REQUIRED ACTION: Copy out each line of the data that holds the word "сообщениями".

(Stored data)
►

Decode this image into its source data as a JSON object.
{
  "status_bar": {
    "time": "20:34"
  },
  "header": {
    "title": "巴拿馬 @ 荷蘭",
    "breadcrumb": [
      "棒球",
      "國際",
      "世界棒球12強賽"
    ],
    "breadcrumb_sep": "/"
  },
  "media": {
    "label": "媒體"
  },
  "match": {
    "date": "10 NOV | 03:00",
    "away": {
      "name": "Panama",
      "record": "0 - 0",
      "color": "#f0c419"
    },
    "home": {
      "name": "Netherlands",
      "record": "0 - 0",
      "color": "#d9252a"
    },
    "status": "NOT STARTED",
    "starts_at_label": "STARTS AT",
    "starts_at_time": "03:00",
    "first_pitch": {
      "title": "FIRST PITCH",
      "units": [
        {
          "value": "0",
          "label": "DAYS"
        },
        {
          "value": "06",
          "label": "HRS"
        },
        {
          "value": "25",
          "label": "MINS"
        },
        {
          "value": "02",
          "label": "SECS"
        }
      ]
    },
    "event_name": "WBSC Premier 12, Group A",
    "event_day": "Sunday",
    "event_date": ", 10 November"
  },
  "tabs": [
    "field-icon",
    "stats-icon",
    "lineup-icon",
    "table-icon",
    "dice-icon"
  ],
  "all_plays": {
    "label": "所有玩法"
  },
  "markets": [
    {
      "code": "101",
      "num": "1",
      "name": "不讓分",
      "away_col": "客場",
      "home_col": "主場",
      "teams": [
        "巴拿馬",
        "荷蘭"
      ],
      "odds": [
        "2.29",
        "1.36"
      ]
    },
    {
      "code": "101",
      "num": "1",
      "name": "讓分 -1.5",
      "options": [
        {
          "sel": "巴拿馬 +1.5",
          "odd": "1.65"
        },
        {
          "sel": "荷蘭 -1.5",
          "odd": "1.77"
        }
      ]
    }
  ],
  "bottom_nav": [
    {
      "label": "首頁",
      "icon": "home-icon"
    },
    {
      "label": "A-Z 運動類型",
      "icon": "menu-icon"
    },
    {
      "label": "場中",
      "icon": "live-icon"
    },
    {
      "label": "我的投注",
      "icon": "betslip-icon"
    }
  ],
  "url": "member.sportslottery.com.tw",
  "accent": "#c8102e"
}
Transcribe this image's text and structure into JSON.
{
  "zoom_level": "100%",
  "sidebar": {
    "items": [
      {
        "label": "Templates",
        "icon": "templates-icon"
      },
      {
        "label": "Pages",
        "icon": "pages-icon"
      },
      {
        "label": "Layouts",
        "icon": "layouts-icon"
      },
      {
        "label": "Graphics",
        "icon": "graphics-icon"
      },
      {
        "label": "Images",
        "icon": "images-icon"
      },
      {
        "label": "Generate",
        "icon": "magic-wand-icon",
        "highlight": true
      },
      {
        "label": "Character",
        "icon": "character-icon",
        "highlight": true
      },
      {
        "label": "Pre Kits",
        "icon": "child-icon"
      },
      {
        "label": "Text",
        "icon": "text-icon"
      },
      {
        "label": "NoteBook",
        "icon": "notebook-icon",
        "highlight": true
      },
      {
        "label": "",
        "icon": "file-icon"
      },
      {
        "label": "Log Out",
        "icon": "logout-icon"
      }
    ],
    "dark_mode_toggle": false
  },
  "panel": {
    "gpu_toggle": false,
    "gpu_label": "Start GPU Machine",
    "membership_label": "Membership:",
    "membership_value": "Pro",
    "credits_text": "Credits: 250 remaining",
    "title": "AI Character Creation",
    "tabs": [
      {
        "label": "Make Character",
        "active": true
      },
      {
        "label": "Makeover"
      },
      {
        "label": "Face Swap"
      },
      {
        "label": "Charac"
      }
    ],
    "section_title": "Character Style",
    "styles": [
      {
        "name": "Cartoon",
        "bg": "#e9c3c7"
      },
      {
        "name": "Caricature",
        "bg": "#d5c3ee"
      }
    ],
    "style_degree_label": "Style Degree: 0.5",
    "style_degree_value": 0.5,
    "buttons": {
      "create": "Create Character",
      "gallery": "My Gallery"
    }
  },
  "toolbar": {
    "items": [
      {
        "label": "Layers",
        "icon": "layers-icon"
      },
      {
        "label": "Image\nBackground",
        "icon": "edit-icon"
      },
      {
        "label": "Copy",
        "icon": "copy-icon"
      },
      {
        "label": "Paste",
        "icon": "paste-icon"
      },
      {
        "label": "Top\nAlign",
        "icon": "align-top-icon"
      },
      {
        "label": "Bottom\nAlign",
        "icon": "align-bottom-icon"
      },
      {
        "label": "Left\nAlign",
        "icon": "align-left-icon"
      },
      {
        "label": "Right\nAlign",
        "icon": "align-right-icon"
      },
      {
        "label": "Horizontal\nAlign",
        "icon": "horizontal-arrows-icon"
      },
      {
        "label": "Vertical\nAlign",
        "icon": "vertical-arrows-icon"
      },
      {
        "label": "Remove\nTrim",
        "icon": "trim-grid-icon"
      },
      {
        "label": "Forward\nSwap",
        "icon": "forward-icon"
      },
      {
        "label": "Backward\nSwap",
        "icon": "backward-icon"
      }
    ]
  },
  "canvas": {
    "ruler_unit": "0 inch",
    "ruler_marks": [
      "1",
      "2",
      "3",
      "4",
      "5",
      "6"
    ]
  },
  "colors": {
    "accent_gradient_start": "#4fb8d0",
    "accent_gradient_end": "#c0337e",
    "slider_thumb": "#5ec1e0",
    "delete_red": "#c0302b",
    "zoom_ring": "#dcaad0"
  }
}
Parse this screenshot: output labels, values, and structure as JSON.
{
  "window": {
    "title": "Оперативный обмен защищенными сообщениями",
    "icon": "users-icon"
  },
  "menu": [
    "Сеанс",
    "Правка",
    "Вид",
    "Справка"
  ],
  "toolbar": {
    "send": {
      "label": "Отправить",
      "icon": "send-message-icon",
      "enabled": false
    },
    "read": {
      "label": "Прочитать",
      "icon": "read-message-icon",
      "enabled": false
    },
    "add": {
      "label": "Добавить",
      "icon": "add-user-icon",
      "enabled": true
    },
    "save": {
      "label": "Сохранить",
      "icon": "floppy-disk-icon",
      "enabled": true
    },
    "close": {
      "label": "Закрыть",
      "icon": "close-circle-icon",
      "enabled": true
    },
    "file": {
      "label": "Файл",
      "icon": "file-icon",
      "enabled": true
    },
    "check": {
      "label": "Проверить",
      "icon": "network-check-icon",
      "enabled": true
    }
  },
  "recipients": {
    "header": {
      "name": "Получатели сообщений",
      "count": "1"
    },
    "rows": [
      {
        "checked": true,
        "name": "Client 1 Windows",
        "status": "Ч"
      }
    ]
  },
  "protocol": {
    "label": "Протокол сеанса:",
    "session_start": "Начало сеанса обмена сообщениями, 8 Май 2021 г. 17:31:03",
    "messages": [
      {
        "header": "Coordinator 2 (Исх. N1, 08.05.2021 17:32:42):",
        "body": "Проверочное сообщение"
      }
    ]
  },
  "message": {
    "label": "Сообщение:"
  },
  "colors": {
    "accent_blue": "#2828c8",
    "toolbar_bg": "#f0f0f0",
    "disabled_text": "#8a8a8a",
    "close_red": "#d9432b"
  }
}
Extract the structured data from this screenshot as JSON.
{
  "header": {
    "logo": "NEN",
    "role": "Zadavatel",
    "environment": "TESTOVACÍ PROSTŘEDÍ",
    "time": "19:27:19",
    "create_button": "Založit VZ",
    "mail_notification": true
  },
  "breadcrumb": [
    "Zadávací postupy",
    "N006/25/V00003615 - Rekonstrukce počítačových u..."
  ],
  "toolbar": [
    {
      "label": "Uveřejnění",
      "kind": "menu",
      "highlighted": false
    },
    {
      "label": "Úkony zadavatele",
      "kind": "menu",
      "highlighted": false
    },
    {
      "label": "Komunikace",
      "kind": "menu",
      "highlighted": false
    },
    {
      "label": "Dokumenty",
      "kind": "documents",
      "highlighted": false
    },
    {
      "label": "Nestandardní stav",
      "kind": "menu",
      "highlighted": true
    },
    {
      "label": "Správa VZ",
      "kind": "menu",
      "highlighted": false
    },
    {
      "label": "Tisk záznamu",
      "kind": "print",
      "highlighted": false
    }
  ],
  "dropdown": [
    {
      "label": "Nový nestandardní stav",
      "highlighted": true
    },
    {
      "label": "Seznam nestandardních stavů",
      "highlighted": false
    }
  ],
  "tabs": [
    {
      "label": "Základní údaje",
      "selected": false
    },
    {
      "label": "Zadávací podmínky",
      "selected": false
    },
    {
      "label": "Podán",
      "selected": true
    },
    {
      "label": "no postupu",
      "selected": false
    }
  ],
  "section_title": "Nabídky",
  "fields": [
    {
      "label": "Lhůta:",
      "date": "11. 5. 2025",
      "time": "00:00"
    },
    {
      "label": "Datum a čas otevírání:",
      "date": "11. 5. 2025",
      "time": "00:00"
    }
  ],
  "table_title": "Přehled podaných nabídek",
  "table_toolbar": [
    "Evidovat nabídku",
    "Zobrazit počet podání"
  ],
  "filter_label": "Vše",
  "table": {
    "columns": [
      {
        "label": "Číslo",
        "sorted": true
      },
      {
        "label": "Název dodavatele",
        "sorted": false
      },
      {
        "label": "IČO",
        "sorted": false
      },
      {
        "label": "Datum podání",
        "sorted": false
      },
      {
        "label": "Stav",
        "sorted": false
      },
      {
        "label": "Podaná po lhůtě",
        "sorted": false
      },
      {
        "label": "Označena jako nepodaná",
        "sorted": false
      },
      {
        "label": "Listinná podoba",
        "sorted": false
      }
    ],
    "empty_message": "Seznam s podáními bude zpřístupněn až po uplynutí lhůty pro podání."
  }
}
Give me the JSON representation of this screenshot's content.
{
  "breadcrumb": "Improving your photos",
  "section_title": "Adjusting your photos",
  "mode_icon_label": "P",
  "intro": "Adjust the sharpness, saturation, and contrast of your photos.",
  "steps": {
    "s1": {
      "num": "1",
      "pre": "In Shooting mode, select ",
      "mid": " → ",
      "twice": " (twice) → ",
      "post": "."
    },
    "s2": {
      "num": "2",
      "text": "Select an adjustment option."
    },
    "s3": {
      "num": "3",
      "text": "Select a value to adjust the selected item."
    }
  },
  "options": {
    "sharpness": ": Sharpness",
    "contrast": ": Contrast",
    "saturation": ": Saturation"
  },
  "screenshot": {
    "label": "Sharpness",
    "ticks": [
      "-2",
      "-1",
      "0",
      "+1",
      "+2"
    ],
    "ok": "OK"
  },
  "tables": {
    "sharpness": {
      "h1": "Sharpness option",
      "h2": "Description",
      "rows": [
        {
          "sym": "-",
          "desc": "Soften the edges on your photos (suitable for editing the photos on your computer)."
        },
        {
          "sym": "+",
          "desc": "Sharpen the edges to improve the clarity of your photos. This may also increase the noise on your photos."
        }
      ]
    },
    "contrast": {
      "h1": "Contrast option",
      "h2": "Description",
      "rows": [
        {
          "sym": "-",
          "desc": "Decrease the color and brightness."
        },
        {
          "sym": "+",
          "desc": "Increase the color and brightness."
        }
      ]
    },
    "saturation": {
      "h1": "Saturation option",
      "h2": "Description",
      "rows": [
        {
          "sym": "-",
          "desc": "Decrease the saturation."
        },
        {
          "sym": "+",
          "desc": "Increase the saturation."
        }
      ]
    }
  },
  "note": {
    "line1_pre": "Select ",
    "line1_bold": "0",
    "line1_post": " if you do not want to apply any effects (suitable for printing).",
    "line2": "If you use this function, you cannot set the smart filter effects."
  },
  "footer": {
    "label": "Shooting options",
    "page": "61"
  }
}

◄

REPLY TO THE EXERCISE:
    "title": "Оперативный обмен защищенными сообщениями",
    "session_start": "Начало сеанса обмена сообщениями, 8 Май 2021 г. 17:31:03",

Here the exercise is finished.